### Records for this exercise
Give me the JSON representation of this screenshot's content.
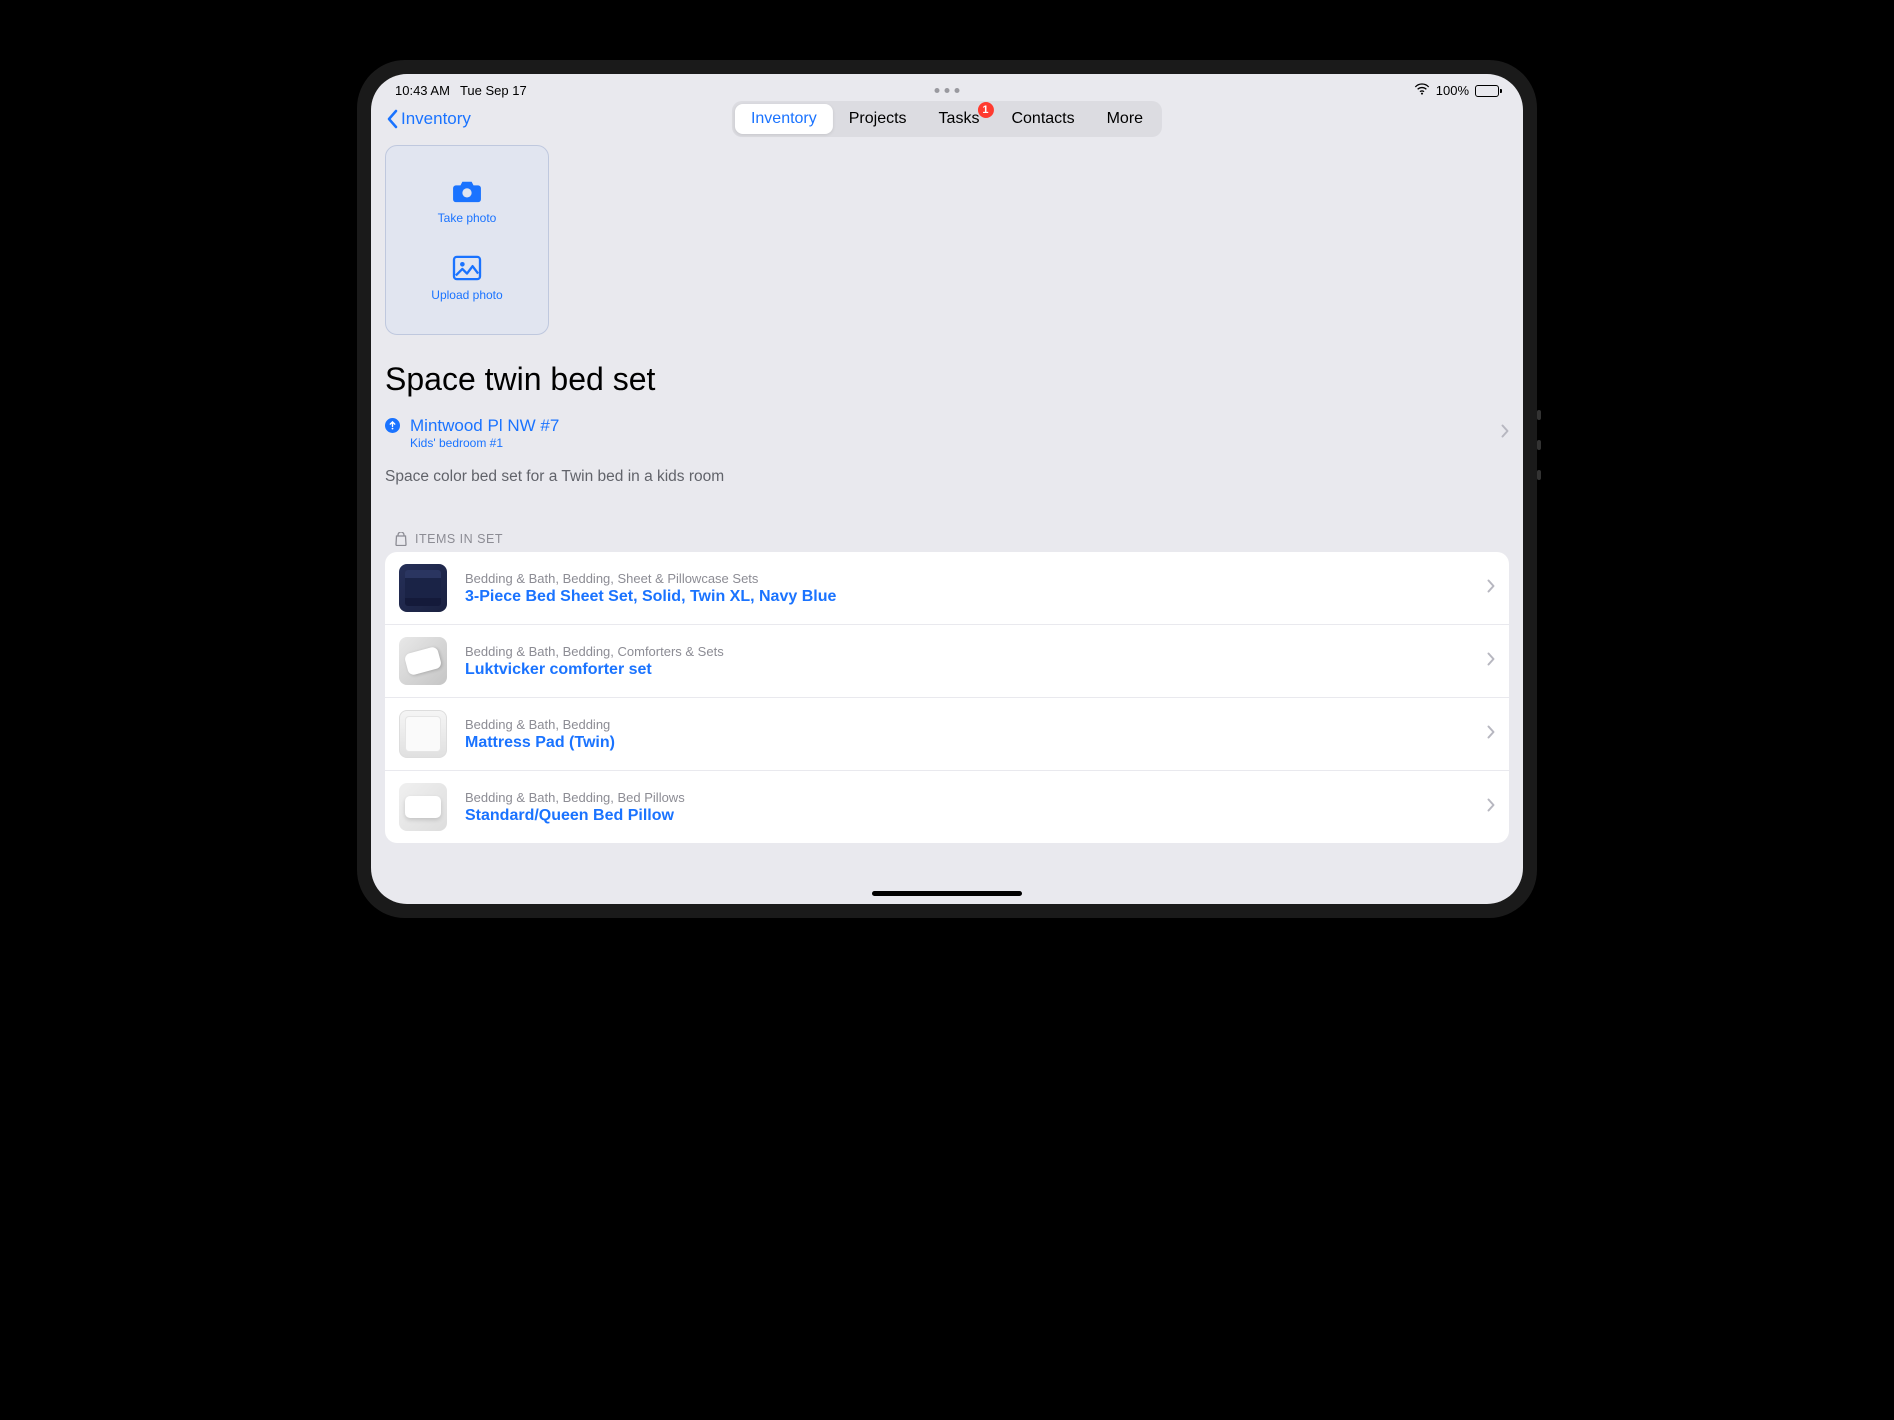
{
  "status": {
    "time": "10:43 AM",
    "date": "Tue Sep 17",
    "battery_text": "100%"
  },
  "nav": {
    "back_label": "Inventory",
    "tabs": {
      "inventory": "Inventory",
      "projects": "Projects",
      "tasks": "Tasks",
      "tasks_badge": "1",
      "contacts": "Contacts",
      "more": "More"
    }
  },
  "photo": {
    "take": "Take photo",
    "upload": "Upload photo"
  },
  "item": {
    "title": "Space twin bed set",
    "location_primary": "Mintwood Pl NW #7",
    "location_secondary": "Kids' bedroom #1",
    "description": "Space color bed set for a Twin bed in a kids room"
  },
  "section_header": "ITEMS IN SET",
  "items": [
    {
      "category": "Bedding & Bath, Bedding, Sheet & Pillowcase Sets",
      "title": "3-Piece Bed Sheet Set, Solid, Twin XL, Navy Blue"
    },
    {
      "category": "Bedding & Bath, Bedding, Comforters & Sets",
      "title": "Luktvicker comforter set"
    },
    {
      "category": "Bedding & Bath, Bedding",
      "title": "Mattress Pad (Twin)"
    },
    {
      "category": "Bedding & Bath, Bedding, Bed Pillows",
      "title": "Standard/Queen Bed Pillow"
    }
  ]
}
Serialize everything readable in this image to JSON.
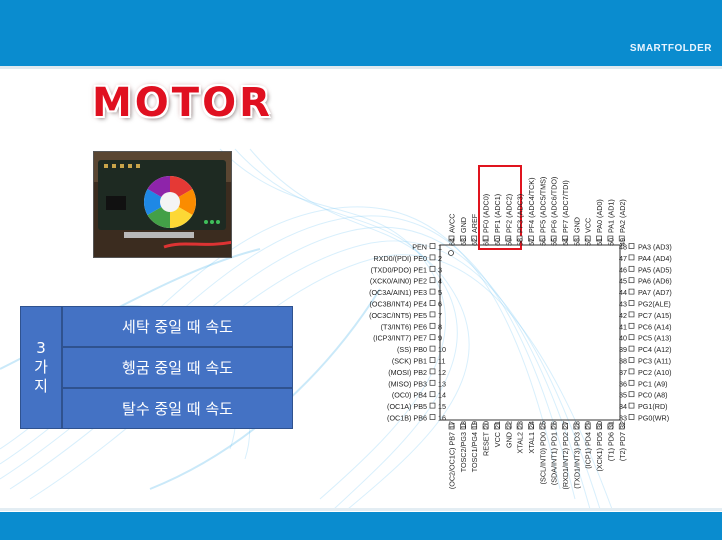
{
  "header": {
    "brand": "SMARTFOLDER"
  },
  "title": "MOTOR",
  "table": {
    "header": "3\n가\n지",
    "rows": [
      "세탁 중일 때 속도",
      "헹굼 중일 때 속도",
      "탈수 중일 때 속도"
    ]
  },
  "chip": {
    "left_pins": [
      {
        "num": "1",
        "label": "PEN"
      },
      {
        "num": "2",
        "label": "RXD0/(PDI) PE0"
      },
      {
        "num": "3",
        "label": "(TXD0/PDO) PE1"
      },
      {
        "num": "4",
        "label": "(XCK0/AIN0) PE2"
      },
      {
        "num": "5",
        "label": "(OC3A/AIN1) PE3"
      },
      {
        "num": "6",
        "label": "(OC3B/INT4) PE4"
      },
      {
        "num": "7",
        "label": "(OC3C/INT5) PE5"
      },
      {
        "num": "8",
        "label": "(T3/INT6) PE6"
      },
      {
        "num": "9",
        "label": "(ICP3/INT7) PE7"
      },
      {
        "num": "10",
        "label": "(SS) PB0"
      },
      {
        "num": "11",
        "label": "(SCK) PB1"
      },
      {
        "num": "12",
        "label": "(MOSI) PB2"
      },
      {
        "num": "13",
        "label": "(MISO) PB3"
      },
      {
        "num": "14",
        "label": "(OC0) PB4"
      },
      {
        "num": "15",
        "label": "(OC1A) PB5"
      },
      {
        "num": "16",
        "label": "(OC1B) PB6"
      }
    ],
    "right_pins": [
      {
        "num": "48",
        "label": "PA3 (AD3)"
      },
      {
        "num": "47",
        "label": "PA4 (AD4)"
      },
      {
        "num": "46",
        "label": "PA5 (AD5)"
      },
      {
        "num": "45",
        "label": "PA6 (AD6)"
      },
      {
        "num": "44",
        "label": "PA7 (AD7)"
      },
      {
        "num": "43",
        "label": "PG2(ALE)"
      },
      {
        "num": "42",
        "label": "PC7 (A15)"
      },
      {
        "num": "41",
        "label": "PC6 (A14)"
      },
      {
        "num": "40",
        "label": "PC5 (A13)"
      },
      {
        "num": "39",
        "label": "PC4 (A12)"
      },
      {
        "num": "38",
        "label": "PC3 (A11)"
      },
      {
        "num": "37",
        "label": "PC2 (A10)"
      },
      {
        "num": "36",
        "label": "PC1 (A9)"
      },
      {
        "num": "35",
        "label": "PC0 (A8)"
      },
      {
        "num": "34",
        "label": "PG1(RD)"
      },
      {
        "num": "33",
        "label": "PG0(WR)"
      }
    ],
    "top_pins": [
      {
        "num": "64",
        "label": "AVCC"
      },
      {
        "num": "63",
        "label": "GND"
      },
      {
        "num": "62",
        "label": "AREF"
      },
      {
        "num": "61",
        "label": "PF0 (ADC0)"
      },
      {
        "num": "60",
        "label": "PF1 (ADC1)"
      },
      {
        "num": "59",
        "label": "PF2 (ADC2)"
      },
      {
        "num": "58",
        "label": "PF3 (ADC3)"
      },
      {
        "num": "57",
        "label": "PF4 (ADC4/TCK)"
      },
      {
        "num": "56",
        "label": "PF5 (ADC5/TMS)"
      },
      {
        "num": "55",
        "label": "PF6 (ADC6/TDO)"
      },
      {
        "num": "54",
        "label": "PF7 (ADC7/TDI)"
      },
      {
        "num": "53",
        "label": "GND"
      },
      {
        "num": "52",
        "label": "VCC"
      },
      {
        "num": "51",
        "label": "PA0 (AD0)"
      },
      {
        "num": "50",
        "label": "PA1 (AD1)"
      },
      {
        "num": "49",
        "label": "PA2 (AD2)"
      }
    ],
    "bottom_pins": [
      {
        "num": "17",
        "label": "(OC2/OC1C) PB7"
      },
      {
        "num": "18",
        "label": "TOSC2/PG3"
      },
      {
        "num": "19",
        "label": "TOSC1/PG4"
      },
      {
        "num": "20",
        "label": "RESET"
      },
      {
        "num": "21",
        "label": "VCC"
      },
      {
        "num": "22",
        "label": "GND"
      },
      {
        "num": "23",
        "label": "XTAL2"
      },
      {
        "num": "24",
        "label": "XTAL1"
      },
      {
        "num": "25",
        "label": "(SCL/INT0) PD0"
      },
      {
        "num": "26",
        "label": "(SDA/INT1) PD1"
      },
      {
        "num": "27",
        "label": "(RXD1/INT2) PD2"
      },
      {
        "num": "28",
        "label": "(TXD1/INT3) PD3"
      },
      {
        "num": "29",
        "label": "(ICP1) PD4"
      },
      {
        "num": "30",
        "label": "(XCK1) PD5"
      },
      {
        "num": "31",
        "label": "(T1) PD6"
      },
      {
        "num": "32",
        "label": "(T2) PD7"
      }
    ],
    "highlight_color": "#e0141e"
  },
  "colors": {
    "brand_blue": "#0a8ccf",
    "cell_blue": "#4472c4",
    "title_red": "#e01020"
  }
}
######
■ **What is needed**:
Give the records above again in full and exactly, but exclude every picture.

■ **Result below**:
Give me the JSON representation of this screenshot's content.
{
  "status": {
    "time": "10:43 AM",
    "date": "Tue Sep 17",
    "battery_text": "100%"
  },
  "nav": {
    "back_label": "Inventory",
    "tabs": {
      "inventory": "Inventory",
      "projects": "Projects",
      "tasks": "Tasks",
      "tasks_badge": "1",
      "contacts": "Contacts",
      "more": "More"
    }
  },
  "photo": {
    "take": "Take photo",
    "upload": "Upload photo"
  },
  "item": {
    "title": "Space twin bed set",
    "location_primary": "Mintwood Pl NW #7",
    "location_secondary": "Kids' bedroom #1",
    "description": "Space color bed set for a Twin bed in a kids room"
  },
  "section_header": "ITEMS IN SET",
  "items": [
    {
      "category": "Bedding & Bath, Bedding, Sheet & Pillowcase Sets",
      "title": "3-Piece Bed Sheet Set, Solid, Twin XL, Navy Blue"
    },
    {
      "category": "Bedding & Bath, Bedding, Comforters & Sets",
      "title": "Luktvicker comforter set"
    },
    {
      "category": "Bedding & Bath, Bedding",
      "title": "Mattress Pad (Twin)"
    },
    {
      "category": "Bedding & Bath, Bedding, Bed Pillows",
      "title": "Standard/Queen Bed Pillow"
    }
  ]
}
Serialize everything readable in this image to JSON.
{
  "header": {
    "brand": "SMARTFOLDER"
  },
  "title": "MOTOR",
  "table": {
    "header": "3\n가\n지",
    "rows": [
      "세탁 중일 때 속도",
      "헹굼 중일 때 속도",
      "탈수 중일 때 속도"
    ]
  },
  "chip": {
    "left_pins": [
      {
        "num": "1",
        "label": "PEN"
      },
      {
        "num": "2",
        "label": "RXD0/(PDI) PE0"
      },
      {
        "num": "3",
        "label": "(TXD0/PDO) PE1"
      },
      {
        "num": "4",
        "label": "(XCK0/AIN0) PE2"
      },
      {
        "num": "5",
        "label": "(OC3A/AIN1) PE3"
      },
      {
        "num": "6",
        "label": "(OC3B/INT4) PE4"
      },
      {
        "num": "7",
        "label": "(OC3C/INT5) PE5"
      },
      {
        "num": "8",
        "label": "(T3/INT6) PE6"
      },
      {
        "num": "9",
        "label": "(ICP3/INT7) PE7"
      },
      {
        "num": "10",
        "label": "(SS) PB0"
      },
      {
        "num": "11",
        "label": "(SCK) PB1"
      },
      {
        "num": "12",
        "label": "(MOSI) PB2"
      },
      {
        "num": "13",
        "label": "(MISO) PB3"
      },
      {
        "num": "14",
        "label": "(OC0) PB4"
      },
      {
        "num": "15",
        "label": "(OC1A) PB5"
      },
      {
        "num": "16",
        "label": "(OC1B) PB6"
      }
    ],
    "right_pins": [
      {
        "num": "48",
        "label": "PA3 (AD3)"
      },
      {
        "num": "47",
        "label": "PA4 (AD4)"
      },
      {
        "num": "46",
        "label": "PA5 (AD5)"
      },
      {
        "num": "45",
        "label": "PA6 (AD6)"
      },
      {
        "num": "44",
        "label": "PA7 (AD7)"
      },
      {
        "num": "43",
        "label": "PG2(ALE)"
      },
      {
        "num": "42",
        "label": "PC7 (A15)"
      },
      {
        "num": "41",
        "label": "PC6 (A14)"
      },
      {
        "num": "40",
        "label": "PC5 (A13)"
      },
      {
        "num": "39",
        "label": "PC4 (A12)"
      },
      {
        "num": "38",
        "label": "PC3 (A11)"
      },
      {
        "num": "37",
        "label": "PC2 (A10)"
      },
      {
        "num": "36",
        "label": "PC1 (A9)"
      },
      {
        "num": "35",
        "label": "PC0 (A8)"
      },
      {
        "num": "34",
        "label": "PG1(RD)"
      },
      {
        "num": "33",
        "label": "PG0(WR)"
      }
    ],
    "top_pins": [
      {
        "num": "64",
        "label": "AVCC"
      },
      {
        "num": "63",
        "label": "GND"
      },
      {
        "num": "62",
        "label": "AREF"
      },
      {
        "num": "61",
        "label": "PF0 (ADC0)"
      },
      {
        "num": "60",
        "label": "PF1 (ADC1)"
      },
      {
        "num": "59",
        "label": "PF2 (ADC2)"
      },
      {
        "num": "58",
        "label": "PF3 (ADC3)"
      },
      {
        "num": "57",
        "label": "PF4 (ADC4/TCK)"
      },
      {
        "num": "56",
        "label": "PF5 (ADC5/TMS)"
      },
      {
        "num": "55",
        "label": "PF6 (ADC6/TDO)"
      },
      {
        "num": "54",
        "label": "PF7 (ADC7/TDI)"
      },
      {
        "num": "53",
        "label": "GND"
      },
      {
        "num": "52",
        "label": "VCC"
      },
      {
        "num": "51",
        "label": "PA0 (AD0)"
      },
      {
        "num": "50",
        "label": "PA1 (AD1)"
      },
      {
        "num": "49",
        "label": "PA2 (AD2)"
      }
    ],
    "bottom_pins": [
      {
        "num": "17",
        "label": "(OC2/OC1C) PB7"
      },
      {
        "num": "18",
        "label": "TOSC2/PG3"
      },
      {
        "num": "19",
        "label": "TOSC1/PG4"
      },
      {
        "num": "20",
        "label": "RESET"
      },
      {
        "num": "21",
        "label": "VCC"
      },
      {
        "num": "22",
        "label": "GND"
      },
      {
        "num": "23",
        "label": "XTAL2"
      },
      {
        "num": "24",
        "label": "XTAL1"
      },
      {
        "num": "25",
        "label": "(SCL/INT0) PD0"
      },
      {
        "num": "26",
        "label": "(SDA/INT1) PD1"
      },
      {
        "num": "27",
        "label": "(RXD1/INT2) PD2"
      },
      {
        "num": "28",
        "label": "(TXD1/INT3) PD3"
      },
      {
        "num": "29",
        "label": "(ICP1) PD4"
      },
      {
        "num": "30",
        "label": "(XCK1) PD5"
      },
      {
        "num": "31",
        "label": "(T1) PD6"
      },
      {
        "num": "32",
        "label": "(T2) PD7"
      }
    ],
    "highlight_color": "#e0141e"
  },
  "colors": {
    "brand_blue": "#0a8ccf",
    "cell_blue": "#4472c4",
    "title_red": "#e01020"
  }
}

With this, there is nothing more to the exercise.